- Nudges that make it difficult for people to choose otherwise are unethical; consent should not be hidden.
- Nudges that limit consumer choice violate the definition of a nudge.
- Behavioural interventions built on untruths are unacceptable.
- Behaviourally-based interventions should be scrutinised for unintended, as well as intended consequences.
Ethics in behavioural design is an area that deserves more attention from industry practitioners. In academia an ethical review takes around 6 weeks. In the fast-paced design practice that’s often how long an entire project lasts. Designers are usually not formally trained in ethics and there’s general lack of understanding about what ethical considerations entail in design context.
At Common Good we’re working on an Ethics Kit platform alongside Phil Hesketh to bridge this gap by crowdsourcing practical tools that turn ethical principles into practice and guide designers to make considered choices. If you’re interested to learn more and contribute, please sign up here: http://ethicskit.org/

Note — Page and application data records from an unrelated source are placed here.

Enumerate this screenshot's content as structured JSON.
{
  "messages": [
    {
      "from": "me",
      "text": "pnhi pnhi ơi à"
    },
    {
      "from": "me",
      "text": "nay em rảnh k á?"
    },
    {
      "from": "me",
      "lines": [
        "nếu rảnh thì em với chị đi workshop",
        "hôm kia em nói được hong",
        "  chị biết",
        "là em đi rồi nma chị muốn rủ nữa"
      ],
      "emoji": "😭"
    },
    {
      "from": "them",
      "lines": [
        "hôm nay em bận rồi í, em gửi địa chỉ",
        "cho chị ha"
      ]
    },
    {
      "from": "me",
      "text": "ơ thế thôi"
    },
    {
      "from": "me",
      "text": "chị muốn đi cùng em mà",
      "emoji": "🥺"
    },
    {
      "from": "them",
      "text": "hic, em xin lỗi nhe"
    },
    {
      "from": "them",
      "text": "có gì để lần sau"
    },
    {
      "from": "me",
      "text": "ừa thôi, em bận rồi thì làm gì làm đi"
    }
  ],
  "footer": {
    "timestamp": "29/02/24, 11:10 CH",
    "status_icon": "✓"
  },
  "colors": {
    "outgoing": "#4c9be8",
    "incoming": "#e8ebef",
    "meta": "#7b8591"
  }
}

Fireside Chat on Behavioural Science in Finance
Stuart Johnson (HSBC) and Paul Adams (Financial Conduct Authority) sat down for a chat about different aspects of behavioural science in banking. The discussion was ‘kindled’ by Prof. Neil Stewart who introduced a number of studies on credit cards overdrafts, debt management and contactless payments.
As Head of Conduct Risk and Behavioural Economics, Stuart Johnson is responsible for ensuring that the best interest of HSBC clients is considered at every step of the customer journey. The goal is not necessarily making it easy and short, but enhancing customer’s understanding and active choice — i.e. at credit application. He also mentioned an example of informing customers via sms that they are about to enter overdraft just in time for them to make a transfer to the account and avoid fees.
From regulatory point of view, Paul Adams discussed the implications of automatic pension enrolment with a default set too high may result in people actually opting out completely or ending up with more debt. On the flip side auto enrol on a low rate leads to not saving enough for retirement which is also not in people’s best interest. He emphasised the need for rigorous experimentation to determine a sweet spot of positive impact with no backlash.
It would have been interesting to hear the speakers discuss the role of behavioural science in the future of open banking and paint a picture of what behavioural changes are anticipated considering the drastic change in the financial landscape.
The Behavioural Science Summit was a day jam-packed with insights and different perspectives on applying behavioural science in practice. Special thanks to The Warwick Behavioural Insights Team of volunteers for inviting such a great mix of intriguing speakers and for preparing a very useful Nudgelet takeaway with summaries of case studies related to the talks. I love it! I hope the WBIT summit becomes a tradition and looking forward to a 2019 edition!